Changelog Jan 21, 2022


Open-source Javascript, Web3 authentication, easier onboarding, cross-origin auth docs, and the ultimate guide to Next.js auth - what a week!

What a week! The first few sprints after the holidays came to a close this week, and wow are things moving fast. We had major releases all across the company.

Open-source Javascript

This week we launched our open source Javascript monorepo, clerkinc/javascript.

The change is primarily in response to the community. We tested the waters with open source over the past few months and the result is clear: open source SDKs are better for the community and better for Clerk.

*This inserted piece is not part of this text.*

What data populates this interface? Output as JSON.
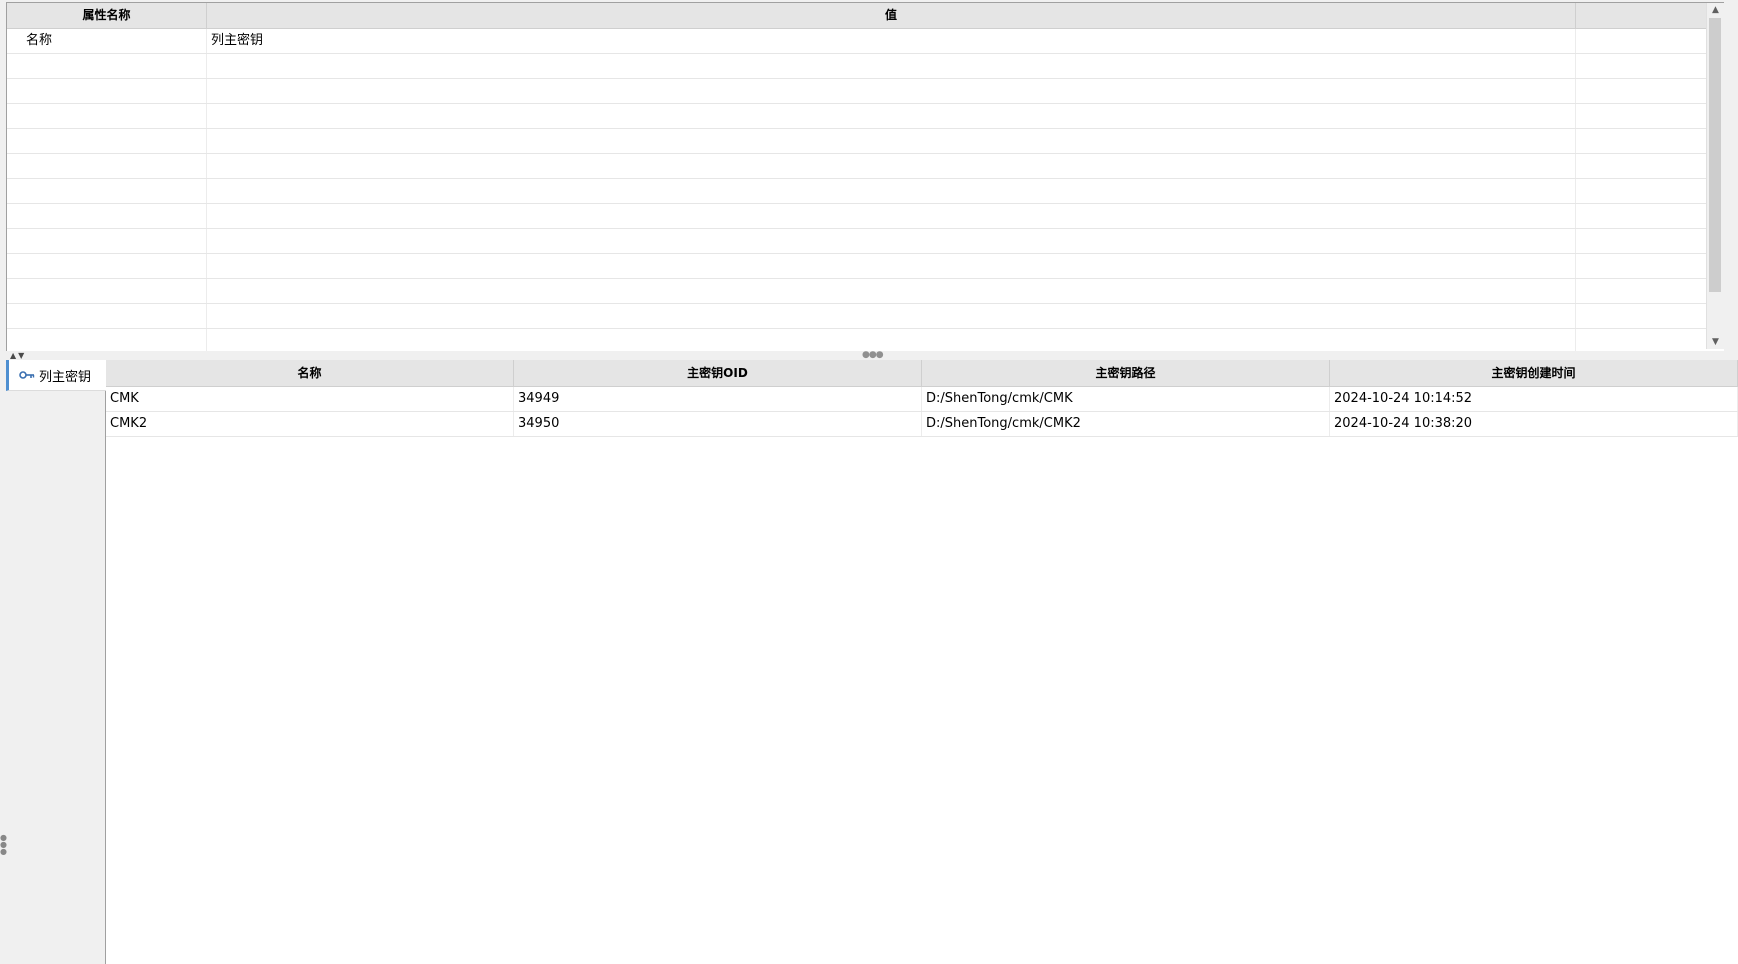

The biggest points that convinced us of this path forward are:

  1. It's easier for the community to build their own SDKs when our official SDKs are public
  2. It's easier for the community to point out issues to us - we've loved receiving PRs or bug reports pointing at a specific line of code
  3. It's easier to support developers when we can point at the code that runs under the hood

Beyond that, our team simply enjoys building in public. We're excited for a future where this changelog can point at PRs being merged.

Web3 authentication

We launched Web3 authentication! Learn more about our motivations and the future roadmap in our Web3 announcement post.

Easier onboarding

Our new onboarding offers easy-to-download starter repos, complete with API keys included. These changes make it easier than ever to start a new application on Clerk.

New onboarding screenshot

Improved cross-origin auth documentation

There must be something in 2022's water, because suddenly we received a dozen questions about authenticating cross-origin requests. Indeed, our documentation on this topic was lacking, and we put together a new guide complete with examples for fetch, useSWR, and react-query.

Check out our new guide on authenticating backend requests.

The ultimate guide to Next.js auth

If you've followed this changelog long enough, it's no surprise that we love Next.js at Clerk. This blog was built with Next.js and so was our dashboard.

But authentication in Next.js is a surprisingly challenging problem, and we wanted to put together a more comprehensive guide about why it's hard and the options available.

So far we've written 2 of the 7 chapters we've planned. Check it out here, and stay tuned as we'll continue to add more chapters over the next several weeks.